Schragger argues that mismanagement is often a symptom of city decline, not the cause. He called any move to suspend elective municipal government "anti-democratic."
"Some cities are economically ascendant, and some are in decline," he said. "What we tend to do is blame the cities that are in decline for their decline, when there are other forces often at work."
Such forces also include changing consumer patterns, demographic shifts, or state and federal housing, land use and education policies, he said. He pointed out that in the early 1970s many people would have said Detroit was still on the rise, and that New York City was in decline.
The overarching problem, according to Schragger, is the way people think about cities.
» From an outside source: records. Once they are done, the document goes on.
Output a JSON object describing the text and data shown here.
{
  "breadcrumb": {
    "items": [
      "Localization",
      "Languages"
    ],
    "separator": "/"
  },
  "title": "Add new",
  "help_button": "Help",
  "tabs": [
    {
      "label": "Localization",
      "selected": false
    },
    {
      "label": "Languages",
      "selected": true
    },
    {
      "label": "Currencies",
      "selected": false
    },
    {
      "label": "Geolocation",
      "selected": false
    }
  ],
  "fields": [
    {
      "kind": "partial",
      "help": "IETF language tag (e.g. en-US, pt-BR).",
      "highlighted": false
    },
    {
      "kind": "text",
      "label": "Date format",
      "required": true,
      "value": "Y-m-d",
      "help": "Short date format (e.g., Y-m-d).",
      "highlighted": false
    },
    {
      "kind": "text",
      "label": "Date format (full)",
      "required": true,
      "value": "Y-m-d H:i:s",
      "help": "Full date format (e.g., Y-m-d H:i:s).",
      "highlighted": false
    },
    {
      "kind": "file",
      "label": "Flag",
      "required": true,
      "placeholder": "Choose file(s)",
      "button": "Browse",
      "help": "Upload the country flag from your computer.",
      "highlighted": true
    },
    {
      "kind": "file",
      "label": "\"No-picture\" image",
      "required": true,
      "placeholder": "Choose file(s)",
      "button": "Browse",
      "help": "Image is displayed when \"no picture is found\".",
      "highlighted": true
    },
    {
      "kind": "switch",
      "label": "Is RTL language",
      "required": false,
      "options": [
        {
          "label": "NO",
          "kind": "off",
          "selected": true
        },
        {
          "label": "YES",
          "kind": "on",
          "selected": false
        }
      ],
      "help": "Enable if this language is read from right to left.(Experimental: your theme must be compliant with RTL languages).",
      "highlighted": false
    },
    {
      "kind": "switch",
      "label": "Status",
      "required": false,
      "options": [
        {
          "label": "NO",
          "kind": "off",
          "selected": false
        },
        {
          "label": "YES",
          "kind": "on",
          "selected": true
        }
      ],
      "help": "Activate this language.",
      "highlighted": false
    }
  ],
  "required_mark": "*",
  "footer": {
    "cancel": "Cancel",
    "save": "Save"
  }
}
"We often talk about cities as being 'in competition' with each other, treating them like businesses providing a certain kind of 'product' in the marketplace for local governments," he said. "We tell those cities they have to be better, because they are in competition with other cities. And the winners are the cities that are doing well, and the losers are the cities that aren't doing well. This is a very simplistic way of thinking about the economies of cities."
Schragger said cities can't control all aspects of their destiny, but they are better positioned to address difficult and intractable policy problems than they are often given credit for.
"Around the globe, nations seem paralyzed by ideological gridlock and political partisanship," he said. "Cities can provide an alternative to distant and ineffectual national governments, and beholden and gerrymandered state leadership."
But to chart a course, Schragger said, cities need respect: "State and national leaders have to get out of their way.”
“Central government officials often talk about devolving power to local governments, but they rarely follow through," he said. "Cities can provide a model of accessible, democratic government — something sorely needed in this age of political alienation and anger.”
Schragger is the Perre Bowen Professor of Law and the Joseph C. Carter, Jr. Research Professor of Law. His scholarship focuses on the intersection of constitutional law and local government law, federalism, urban policy and the constitutional and economic status of cities. He also writes about law and religion. Schragger teaches property, local government law, urban law and policy, and church and state.
Founded in 1819, the University of Virginia School of Law is the second-oldest continuously operating law school in the nation. Consistently ranked among the top law schools, Virginia is a world-renowned training ground for distinguished lawyers and public servants, instilling in them a commitment to leadership, integrity and community service.